A great pot of beef stew always seems to taste better the second time around. So it is with the newest album by the Jack Brass Band is even more exciting than their 2005 CD. It’s more traditional in its choice of material but still smacks of the fresh ideas of a modern band.
The Minnesota outfit frequently performs in New Orleans and its members often sit in with Crescent City treasures like the Rebirth Brass Band. Within the past year, they shared the stage with the likes of The Preservation Hall Jazz Band
, Africa’s Gangbe Brass Band
and Troy "Trombone Shorty" Andrews
. Unlike their debut CD, Traditionally Speaking

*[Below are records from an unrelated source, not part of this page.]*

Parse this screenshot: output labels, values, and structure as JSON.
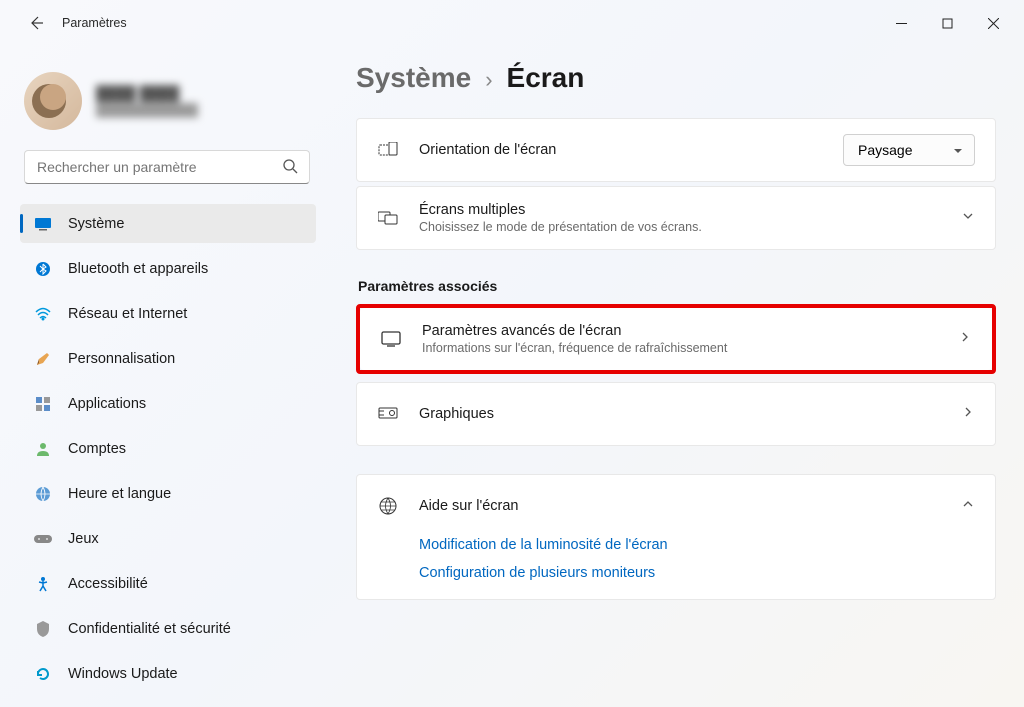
{
  "window": {
    "title": "Paramètres"
  },
  "user": {
    "name": "████ ████",
    "email": "████████████"
  },
  "search": {
    "placeholder": "Rechercher un paramètre"
  },
  "nav": {
    "items": [
      {
        "label": "Système"
      },
      {
        "label": "Bluetooth et appareils"
      },
      {
        "label": "Réseau et Internet"
      },
      {
        "label": "Personnalisation"
      },
      {
        "label": "Applications"
      },
      {
        "label": "Comptes"
      },
      {
        "label": "Heure et langue"
      },
      {
        "label": "Jeux"
      },
      {
        "label": "Accessibilité"
      },
      {
        "label": "Confidentialité et sécurité"
      },
      {
        "label": "Windows Update"
      }
    ]
  },
  "breadcrumb": {
    "parent": "Système",
    "sep": "›",
    "current": "Écran"
  },
  "rows": {
    "orientation": {
      "title": "Orientation de l'écran",
      "value": "Paysage"
    },
    "multiple": {
      "title": "Écrans multiples",
      "sub": "Choisissez le mode de présentation de vos écrans."
    },
    "section_label": "Paramètres associés",
    "advanced": {
      "title": "Paramètres avancés de l'écran",
      "sub": "Informations sur l'écran, fréquence de rafraîchissement"
    },
    "graphics": {
      "title": "Graphiques"
    },
    "help": {
      "title": "Aide sur l'écran",
      "links": [
        "Modification de la luminosité de l'écran",
        "Configuration de plusieurs moniteurs"
      ]
    }
  }
}
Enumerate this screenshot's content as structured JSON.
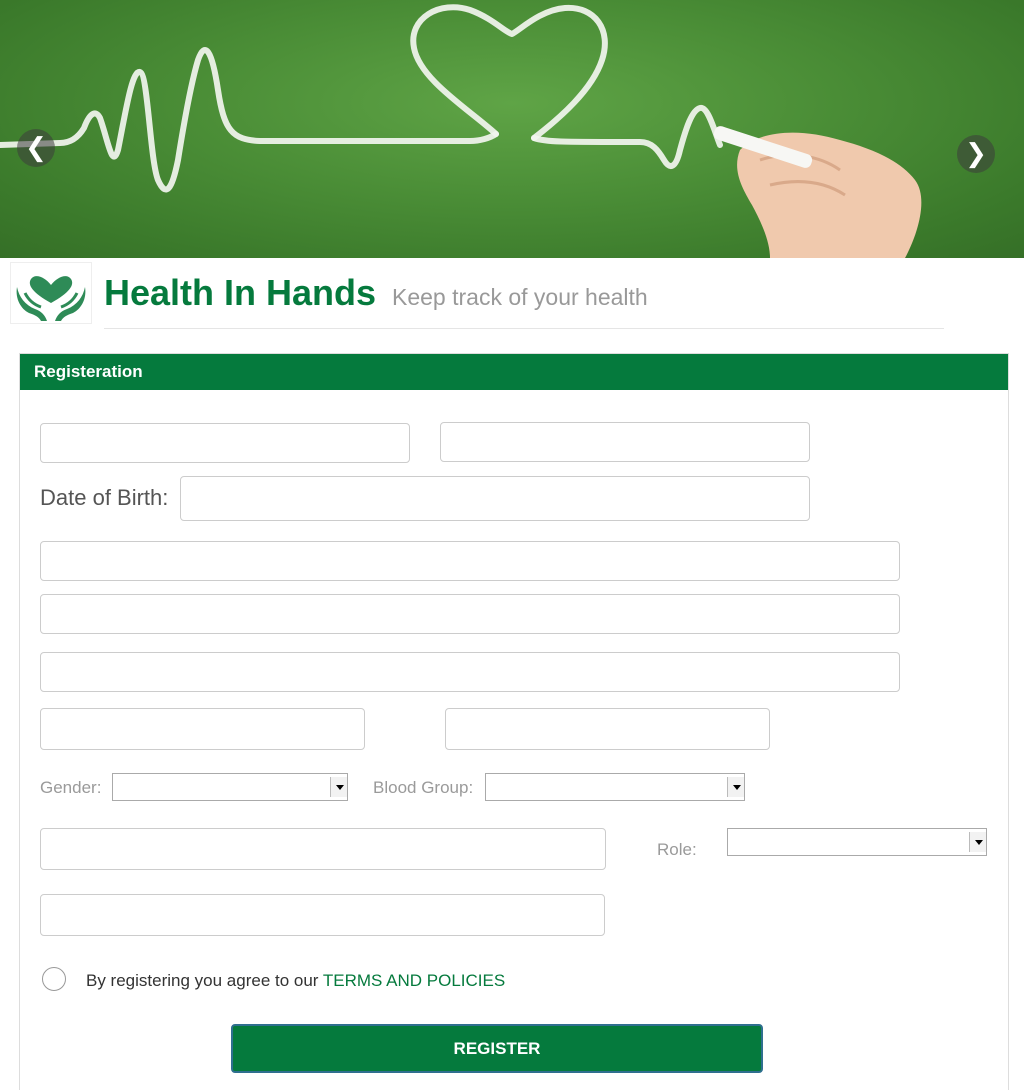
{
  "banner": {
    "prev_glyph": "❮",
    "next_glyph": "❯"
  },
  "brand": {
    "title": "Health In Hands",
    "tagline": "Keep track of your health",
    "logo_icon": "heart-in-hands-icon"
  },
  "form": {
    "header": "Registeration",
    "dob_label": "Date of Birth:",
    "gender_label": "Gender:",
    "gender_value": "",
    "blood_group_label": "Blood Group:",
    "blood_group_value": "",
    "role_label": "Role:",
    "role_value": "",
    "agree_text": "By registering you agree to our ",
    "terms_link": "TERMS AND POLICIES",
    "register_label": "REGISTER"
  },
  "colors": {
    "brand_green": "#057a3d",
    "muted_label": "#9a9a9a",
    "tagline_gray": "#999999"
  }
}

does not contain any compositions by the band members but features their trademark arrangements of such old favorites as "Just a Little While To Stay Here" and the perennial "Just a Closer Walk With Thee" including the traditional switch to double tempo. The Jack Brass put together a really interesting version of "Back O’ Town Blues," a tune credited to Louis Armstrong and pianist Luis Russell. The young band spices up their arrangement with bits of "Tin Roof Blues" and it works nicely.
Sticking with the traditional New Orleans numbers, the group continues with Paul Barbarin’s "Bourbon Street Parade" and then a rollicking marching band favorite titled "Whoopin’ Blues." This piece has been recorded under a dozen and more titles as every band seems to tag it with their own moniker. Perhaps the most popular version in recent memory was performed by Harold Dejan’s Olympia Brass Band, tagged "The Olympia Special."
The Jack Brass Band pays tribute to the influences of rock and a stompin’ rendition of Fats Domino’s "I’m Walkin’" and Ray Charles’ "I Got a Woman." More recent years are acknowledged with the inclusion of Raw Breed’s 1997 hit, "Everything’s Lovely" and Hugh Masekela’s "Grazing In The Grass."
Assembled from sessions in Minneapolis and New Orleans, Traditionally Speaking
will appeal to fans of New Orleans street bands and those younger folks who enjoy the modern street beat. It’s the kind of band that would be an instant hit at jazz, blues or roots music festivals. There are generous sound samples on the band’s web site or at CD Baby. Give it a listen! It’s good jazz!